In 1997, Jay Apt shared his images and knowledge of Earth in his book Orbit: NASA Astronauts Photograph the Earth, written in conjunction with NASA scientists Michael Helfert and Justin Wilkinson. The 224-page book was published by the National Geographic Society, sold over 600,000 copies in 11 languages, and received Scientific American’s Young Readers Book Award. Apt has also published over 100 papers in professional scientific journals.
Jay Apt is also an instrument-rated commercial pilot, logging over 6,000 hours of flying time in 25 different types of airplanes. In 1984, he flew a single-engine aircraft to Greenland, Iceland, and Europe, and flew to Alaska and Central America.
Jay Apt married Eleanor “Ebe” Emmons and they had two children, Rachel and Sarah. The Apt’s built a house at 806 Shorewood Drive in Seabrook, Texas before relocating to Pittsburgh in 1997. After 21 years, Apt left NASA in 1997 to become the Director of the Carnegie Museum of Natural History in Pittsburgh. He spent three years in this role before leaving to become the Managing Director Chief Technology Officer of an early-stage venture capital firm. In 2003, he began working for Carnegie Mellon University, where he is a Professor at the Tepper School of Business and the Department of Engineering and Public Policy. He is also the Director of the Carnegie Mellon Electricity Industry Center.
|Jay Apt, “Interview with Jay Apt,” by Anne Madarasz and Emily Ruby (December 1, 2017), Heinz History Center.

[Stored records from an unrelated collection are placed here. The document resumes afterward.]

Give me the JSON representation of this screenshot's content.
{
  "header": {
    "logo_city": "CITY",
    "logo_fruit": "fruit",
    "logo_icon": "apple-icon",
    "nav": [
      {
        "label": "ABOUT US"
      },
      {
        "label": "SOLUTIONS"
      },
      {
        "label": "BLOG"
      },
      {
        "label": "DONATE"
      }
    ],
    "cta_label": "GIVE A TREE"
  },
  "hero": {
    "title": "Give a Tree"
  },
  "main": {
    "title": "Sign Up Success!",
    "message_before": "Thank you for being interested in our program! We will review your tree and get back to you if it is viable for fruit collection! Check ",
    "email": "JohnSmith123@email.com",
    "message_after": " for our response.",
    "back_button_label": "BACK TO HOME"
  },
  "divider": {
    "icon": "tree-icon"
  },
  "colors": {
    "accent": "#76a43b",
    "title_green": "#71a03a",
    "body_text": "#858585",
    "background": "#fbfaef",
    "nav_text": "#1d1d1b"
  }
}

|Dan Majors, “Mechanical Engineer Who held Seven Patents,” Pittsburgh Post Gazette, June 21, 2010. https://www.newspapers.com/image/?clipping_id=104631715&article=931dd05a-963a-4f82-a8dc-c3c91bcc035a&fcfToken=eyJhbGciOiJIUzI1NiIsInR5cCI6IkpXVCJ9.eyJmcmVlLXZpZXctaWQiOjk2NDU2NjY2LCJpYXQiOjE2NTY1MDk2MzgsImV4cCI6MTY1NjU5NjAzOH0.qj2u_2u-BC8hJS62IPZxlvqPxlubuSKARpWG_qdKBqM (accessed June 29, 2010 ).
|“Joan Frank Apt,” Pittsburgh Jewish Chronicle, June 17, 2020. https://jewishchronicle.timesofisrael.com/joan-frank-apt/ (accessed June 29, 2022).
|Jay Apt, “Interview with Jay Apt,” by Anne Madarasz and Emily Ruby (December 1, 2017), Heinz History Center.
|Apollo 11 materials, Dr. Jerome Apt Papers and Photographs [MSS 1213], Box 12, Folders 38-51, Rauh Jewish Archives, Heinz History Center.